The courts of England can question the validity of delegated legislation using the judicial review procedure, although it must be noted that courts cannot challenge an Act of Parliament. Both statutes and delegated legislation have to be interpreted by the courts, as even the simplest statement may be capable of bearing different meanings. However, even with the assistance of provisions such as the Interpretation Act 1978, the courts still had to develop approaches to interpretation. These include the three main cannons of construction, which tend to be referred to as the three main rules of interpretation.

Sir Rupert Cross held that there are was an unified approach to interpretation and that the various rules should not be considered in isolation. Under this, the judge should start by considering the grammatical and ordinary meaning of the words; if this would produce a result which is contrary to the purpose of the Act, the judge may then apply any secondary meaning which the words are capable of bearing or he may read in words which he considers to be necessarily implied by the words which are already in the statute, and he has a limited power to add to, alter or ignore words in order to prevent a provision from being unintelligible, absurd or totally unreasonable, unworkable or totally irreconcilable with the rest of the statute.

Moving away from Rupert’s statement, the three rules were developed through case law and take such different lines that it has been said that ‘the literal rule’, ‘the golden rule’ and ‘the mischief rule’ are devices by which courts may interpret statutes as they see fit.

The literal rule is the approach under which the court gives words their plain, ordinary, or literal meaning, regardless of whether the result is sensible or not. On some occasions, the rule has been applied so strictly that the object of statute may have been defeated as in Whitely v Chappel (1868) where it was an offence to impersonate “any person entitled to vote” at an election. The defendant was acquitted because he had impersonated a dead person, and the court held that a dead person was not entitled to vote. In Cutter v Eagle Star Insurance Ltd. (1998) the court defined the word “road” saying that a multi-storied car park was not a, or any part of a road. An adverse consequence of the literal rule was seen in

IRC v Hinchy where the House of Lords failed to rectify an error in a Court of Appeal decision as they had blindly interpreted the Act of Parliament without any consideration. The Parliament had to immediately amend the Act before any further miscarriage of justice occurred, and that clearly illustrated the limitation and consequence of using the literal approach.

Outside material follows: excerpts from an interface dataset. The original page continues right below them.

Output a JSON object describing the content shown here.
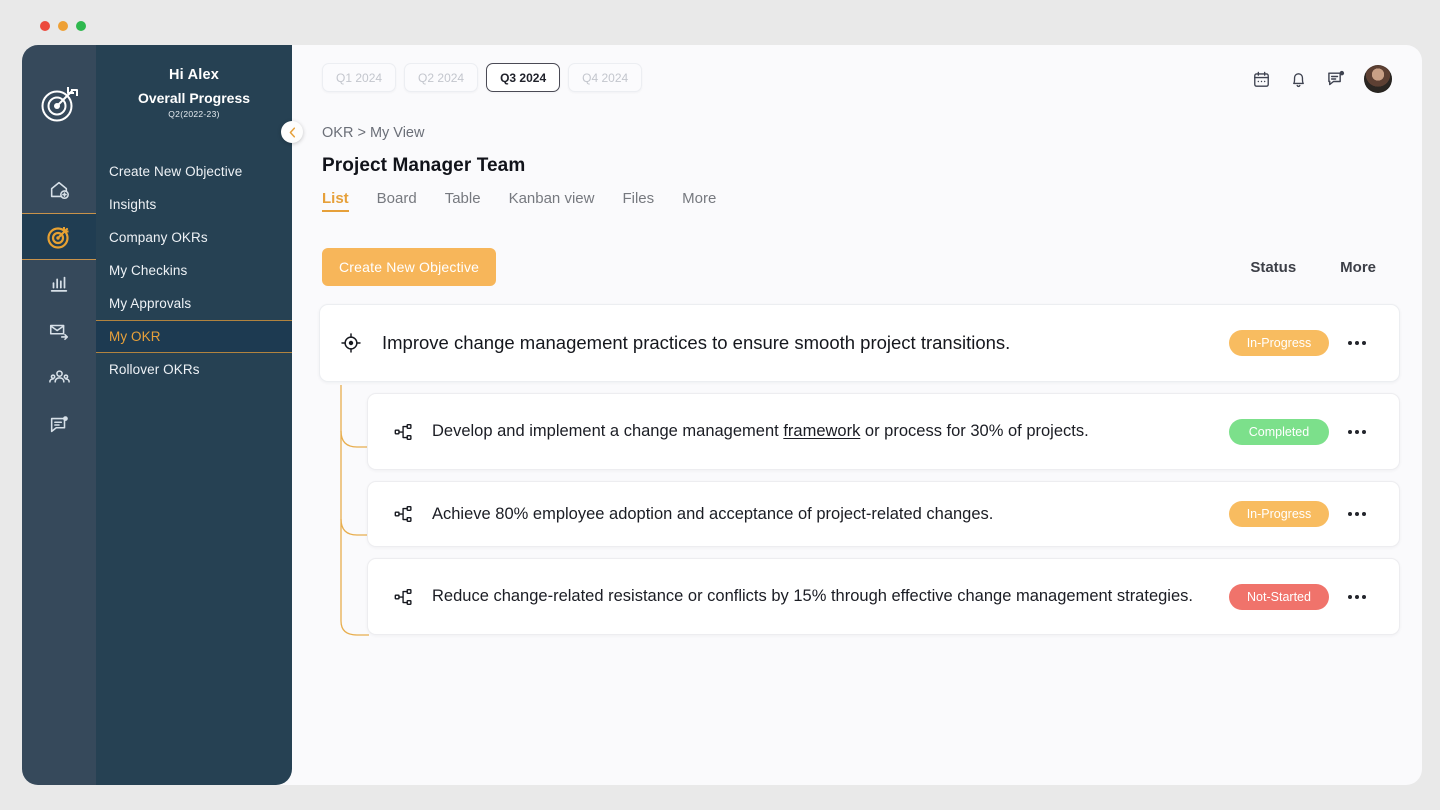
{
  "window": {
    "traffic_lights": [
      "close",
      "minimize",
      "maximize"
    ]
  },
  "rail": {
    "logo_icon": "target-logo-icon",
    "items": [
      {
        "name": "home-add",
        "icon": "home-add-icon",
        "active": false
      },
      {
        "name": "okr",
        "icon": "target-icon",
        "active": true
      },
      {
        "name": "analytics",
        "icon": "bar-chart-icon",
        "active": false
      },
      {
        "name": "mail",
        "icon": "mail-forward-icon",
        "active": false
      },
      {
        "name": "team",
        "icon": "people-icon",
        "active": false
      },
      {
        "name": "feedback",
        "icon": "note-edit-icon",
        "active": false
      }
    ]
  },
  "nav": {
    "greeting": "Hi Alex",
    "progress_label": "Overall Progress",
    "progress_period": "Q2(2022-23)",
    "collapse_icon": "chevron-left-icon",
    "items": [
      {
        "label": "Create New Objective",
        "active": false
      },
      {
        "label": "Insights",
        "active": false
      },
      {
        "label": "Company OKRs",
        "active": false
      },
      {
        "label": "My  Checkins",
        "active": false
      },
      {
        "label": "My Approvals",
        "active": false
      },
      {
        "label": "My OKR",
        "active": true
      },
      {
        "label": "Rollover OKRs",
        "active": false
      }
    ]
  },
  "header": {
    "quarters": [
      {
        "label": "Q1 2024",
        "active": false
      },
      {
        "label": "Q2 2024",
        "active": false
      },
      {
        "label": "Q3 2024",
        "active": true
      },
      {
        "label": "Q4 2024",
        "active": false
      }
    ],
    "icons": [
      {
        "name": "calendar-icon"
      },
      {
        "name": "bell-icon"
      },
      {
        "name": "message-icon",
        "badge": true
      }
    ],
    "avatar": "user-avatar"
  },
  "breadcrumb": "OKR > My View",
  "page_title": "Project Manager Team",
  "view_tabs": [
    {
      "label": "List",
      "active": true
    },
    {
      "label": "Board",
      "active": false
    },
    {
      "label": "Table",
      "active": false
    },
    {
      "label": "Kanban view",
      "active": false
    },
    {
      "label": "Files",
      "active": false
    },
    {
      "label": "More",
      "active": false
    }
  ],
  "actions": {
    "create_objective": "Create New Objective",
    "col_status": "Status",
    "col_more": "More"
  },
  "objective": {
    "icon": "crosshair-target-icon",
    "text": "Improve change management practices to ensure smooth project transitions.",
    "status": "In-Progress",
    "status_class": "badge-inprogress",
    "more_icon": "ellipsis-icon"
  },
  "key_results": [
    {
      "icon": "hierarchy-icon",
      "text_before": "Develop and implement a change management ",
      "text_link": "framework",
      "text_after": " or process for 30% of projects.",
      "status": "Completed",
      "status_class": "badge-completed",
      "lines": "two-line",
      "more_icon": "ellipsis-icon"
    },
    {
      "icon": "hierarchy-icon",
      "text_before": "Achieve 80% employee adoption and acceptance of project-related changes.",
      "text_link": "",
      "text_after": "",
      "status": "In-Progress",
      "status_class": "badge-inprogress",
      "lines": "one-line",
      "more_icon": "ellipsis-icon"
    },
    {
      "icon": "hierarchy-icon",
      "text_before": "Reduce change-related resistance or conflicts by 15% through effective change management strategies.",
      "text_link": "",
      "text_after": "",
      "status": "Not-Started",
      "status_class": "badge-notstarted",
      "lines": "two-line",
      "more_icon": "ellipsis-icon"
    }
  ],
  "colors": {
    "rail_bg": "#36495b",
    "nav_bg": "#264153",
    "accent": "#e6a03a",
    "button": "#f7b65a",
    "completed": "#7ce08b",
    "in_progress": "#f8bc60",
    "not_started": "#f0736b",
    "content_bg": "#fafafc"
  }
}
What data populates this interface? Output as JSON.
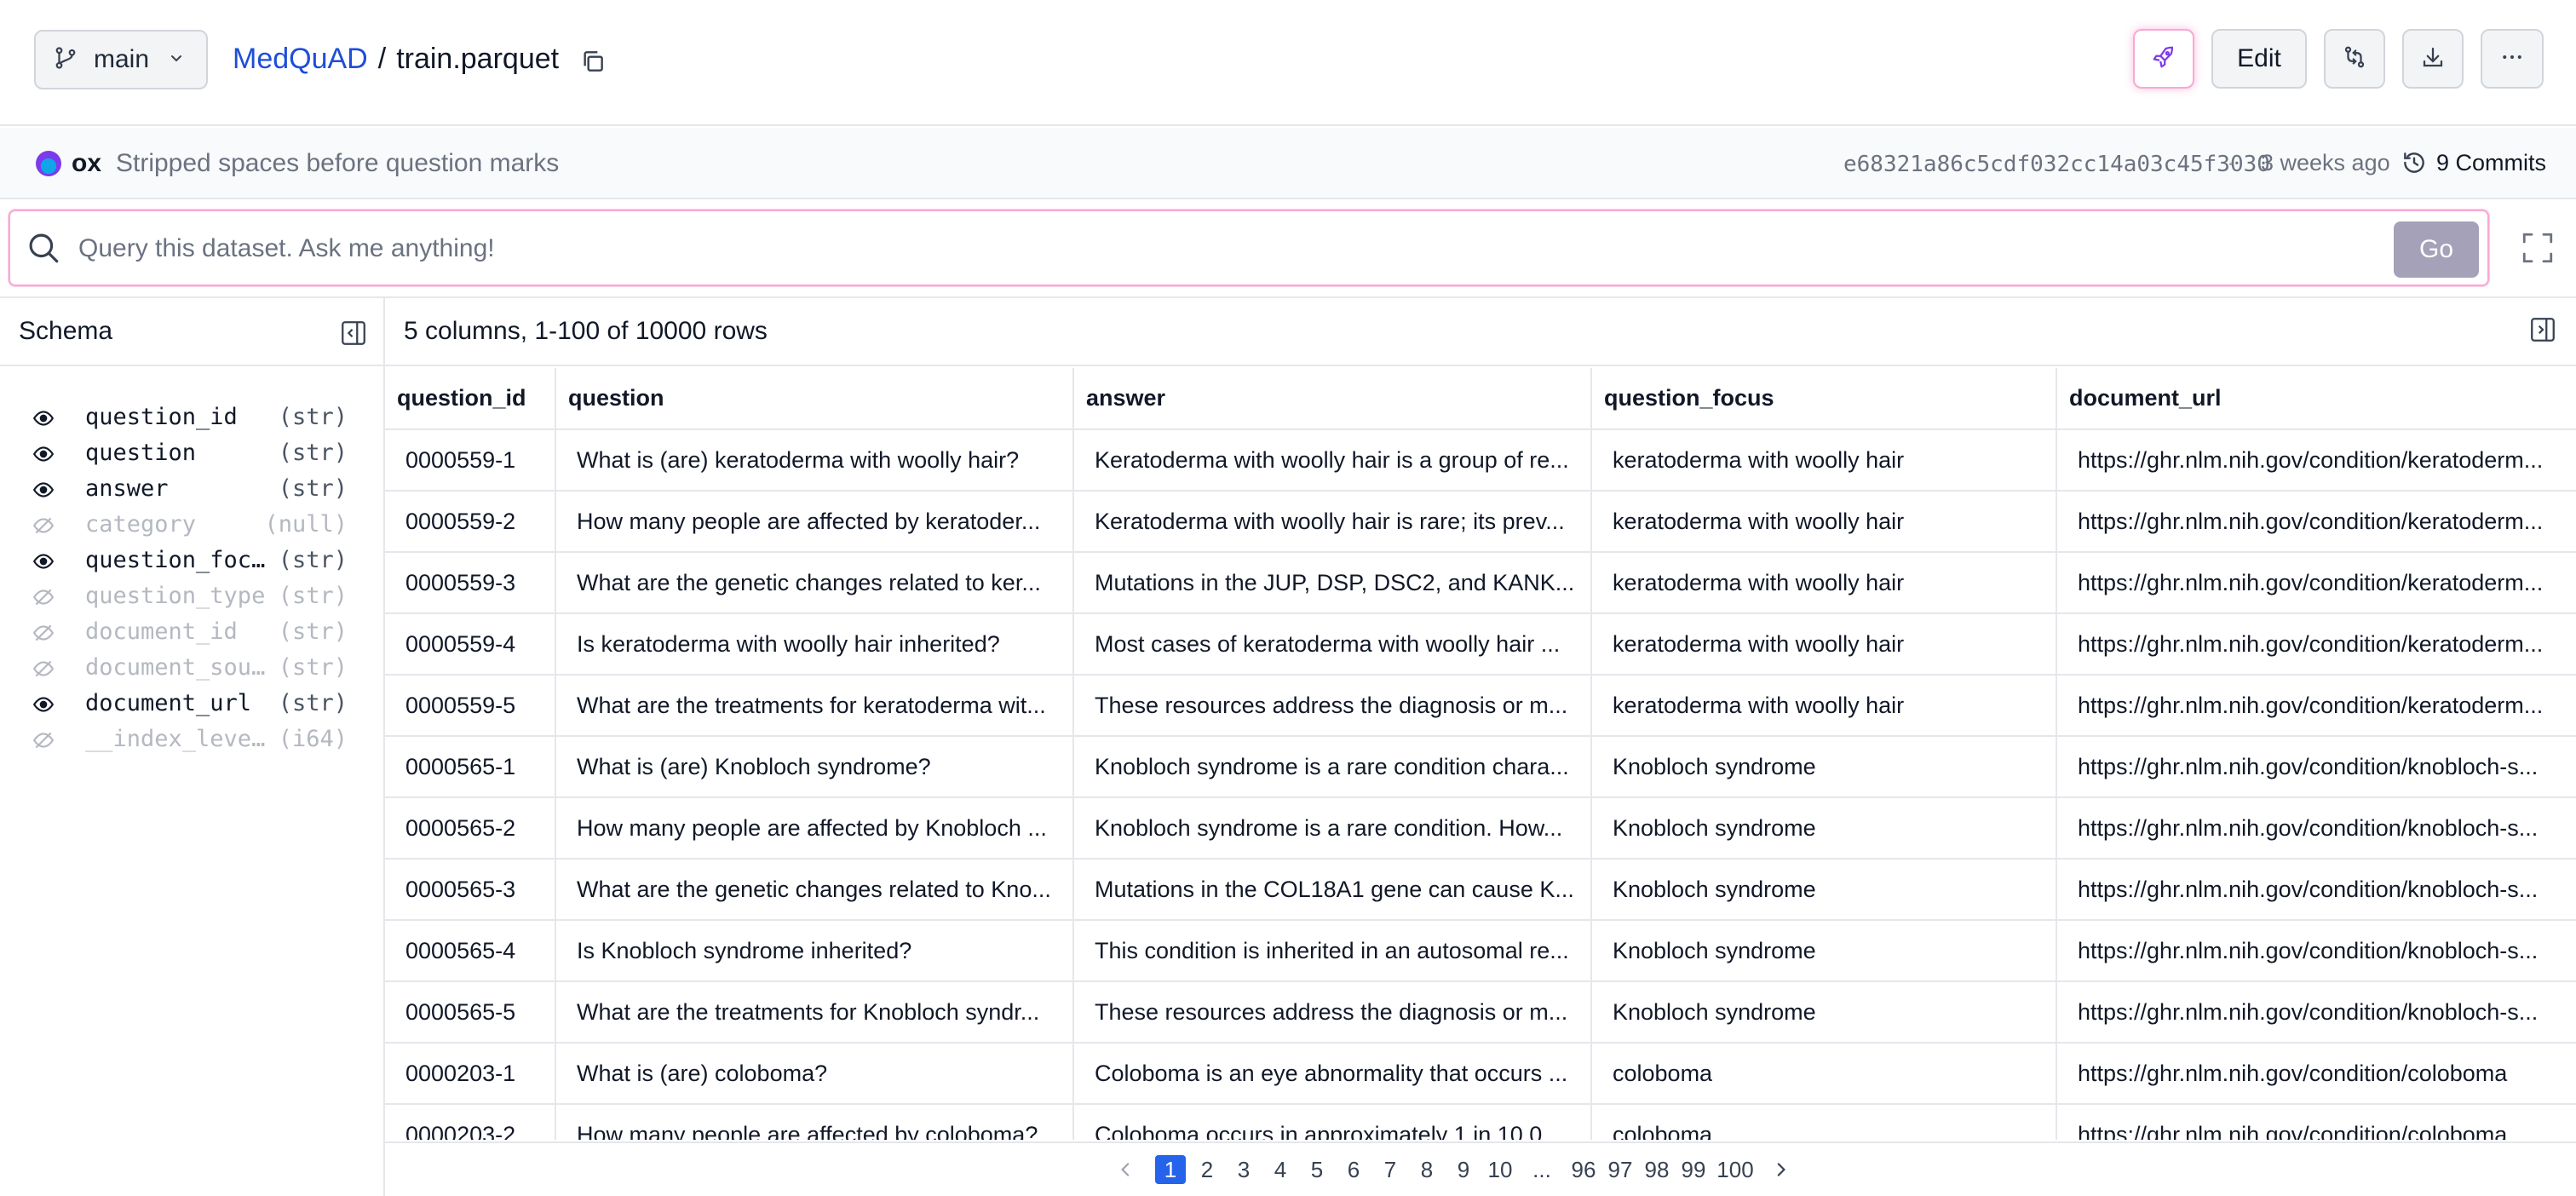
{
  "header": {
    "branch": "main",
    "repo": "MedQuAD",
    "separator": "/",
    "file": "train.parquet",
    "edit_label": "Edit"
  },
  "commit": {
    "author": "ox",
    "message": "Stripped spaces before question marks",
    "hash": "e68321a86c5cdf032cc14a03c45f3030",
    "dot": "·",
    "age": "3 weeks ago",
    "commits_label": "9 Commits"
  },
  "query": {
    "placeholder": "Query this dataset. Ask me anything!",
    "go_label": "Go"
  },
  "schema": {
    "title": "Schema",
    "fields": [
      {
        "name": "question_id",
        "type": "(str)",
        "visible": true
      },
      {
        "name": "question",
        "type": "(str)",
        "visible": true
      },
      {
        "name": "answer",
        "type": "(str)",
        "visible": true
      },
      {
        "name": "category",
        "type": "(null)",
        "visible": false
      },
      {
        "name": "question_focus",
        "type": "(str)",
        "visible": true
      },
      {
        "name": "question_type",
        "type": "(str)",
        "visible": false
      },
      {
        "name": "document_id",
        "type": "(str)",
        "visible": false
      },
      {
        "name": "document_sour…",
        "type": "(str)",
        "visible": false
      },
      {
        "name": "document_url",
        "type": "(str)",
        "visible": true
      },
      {
        "name": "__index_level…",
        "type": "(i64)",
        "visible": false
      }
    ]
  },
  "table": {
    "info": "5 columns, 1-100 of 10000 rows",
    "columns": [
      "question_id",
      "question",
      "answer",
      "question_focus",
      "document_url"
    ],
    "rows": [
      [
        "0000559-1",
        "What is (are) keratoderma with woolly hair?",
        "Keratoderma with woolly hair is a group of re...",
        "keratoderma with woolly hair",
        "https://ghr.nlm.nih.gov/condition/keratoderm..."
      ],
      [
        "0000559-2",
        "How many people are affected by keratoder...",
        "Keratoderma with woolly hair is rare; its prev...",
        "keratoderma with woolly hair",
        "https://ghr.nlm.nih.gov/condition/keratoderm..."
      ],
      [
        "0000559-3",
        "What are the genetic changes related to ker...",
        "Mutations in the JUP, DSP, DSC2, and KANK...",
        "keratoderma with woolly hair",
        "https://ghr.nlm.nih.gov/condition/keratoderm..."
      ],
      [
        "0000559-4",
        "Is keratoderma with woolly hair inherited?",
        "Most cases of keratoderma with woolly hair ...",
        "keratoderma with woolly hair",
        "https://ghr.nlm.nih.gov/condition/keratoderm..."
      ],
      [
        "0000559-5",
        "What are the treatments for keratoderma wit...",
        "These resources address the diagnosis or m...",
        "keratoderma with woolly hair",
        "https://ghr.nlm.nih.gov/condition/keratoderm..."
      ],
      [
        "0000565-1",
        "What is (are) Knobloch syndrome?",
        "Knobloch syndrome is a rare condition chara...",
        "Knobloch syndrome",
        "https://ghr.nlm.nih.gov/condition/knobloch-s..."
      ],
      [
        "0000565-2",
        "How many people are affected by Knobloch ...",
        "Knobloch syndrome is a rare condition. How...",
        "Knobloch syndrome",
        "https://ghr.nlm.nih.gov/condition/knobloch-s..."
      ],
      [
        "0000565-3",
        "What are the genetic changes related to Kno...",
        "Mutations in the COL18A1 gene can cause K...",
        "Knobloch syndrome",
        "https://ghr.nlm.nih.gov/condition/knobloch-s..."
      ],
      [
        "0000565-4",
        "Is Knobloch syndrome inherited?",
        "This condition is inherited in an autosomal re...",
        "Knobloch syndrome",
        "https://ghr.nlm.nih.gov/condition/knobloch-s..."
      ],
      [
        "0000565-5",
        "What are the treatments for Knobloch syndr...",
        "These resources address the diagnosis or m...",
        "Knobloch syndrome",
        "https://ghr.nlm.nih.gov/condition/knobloch-s..."
      ],
      [
        "0000203-1",
        "What is (are) coloboma?",
        "Coloboma is an eye abnormality that occurs ...",
        "coloboma",
        "https://ghr.nlm.nih.gov/condition/coloboma"
      ],
      [
        "0000203-2",
        "How many people are affected by coloboma?",
        "Coloboma occurs in approximately 1 in 10,0...",
        "coloboma",
        "https://ghr.nlm.nih.gov/condition/coloboma"
      ]
    ]
  },
  "pagination": {
    "current": "1",
    "pages": [
      "1",
      "2",
      "3",
      "4",
      "5",
      "6",
      "7",
      "8",
      "9",
      "10",
      "...",
      "96",
      "97",
      "98",
      "99",
      "100"
    ]
  },
  "colors": {
    "accent": "#2563eb",
    "repo_link": "#1d4ed8",
    "go_button": "#a5a1b8",
    "query_border": "#f9a8d4"
  },
  "icons": [
    "branch-icon",
    "chevron-down-icon",
    "copy-icon",
    "rocket-icon",
    "compare-icon",
    "download-icon",
    "more-icon",
    "history-icon",
    "search-icon",
    "fullscreen-icon",
    "sidebar-collapse-icon",
    "eye-icon",
    "eye-off-icon",
    "panel-icon",
    "chevron-left-icon",
    "chevron-right-icon"
  ]
}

Join now!

Problems faced due to the application of the literal approach are:

  • Some words had double meanings and the courts found it hard to choose the correct one
  • Sometimes the wording of the statute was vague
  • Often it was seen that statues were erroneous, and it’s interpretation led to ambiguous results
  • It was frequently observed that judgments made under the literal approach produced results, which the Parliament had never intended.

If the literal rule is known to manifest absurdity, then the golden rule should be applied, in order to reach a more reasonable and fair solution. This ...

This is a preview of the whole essay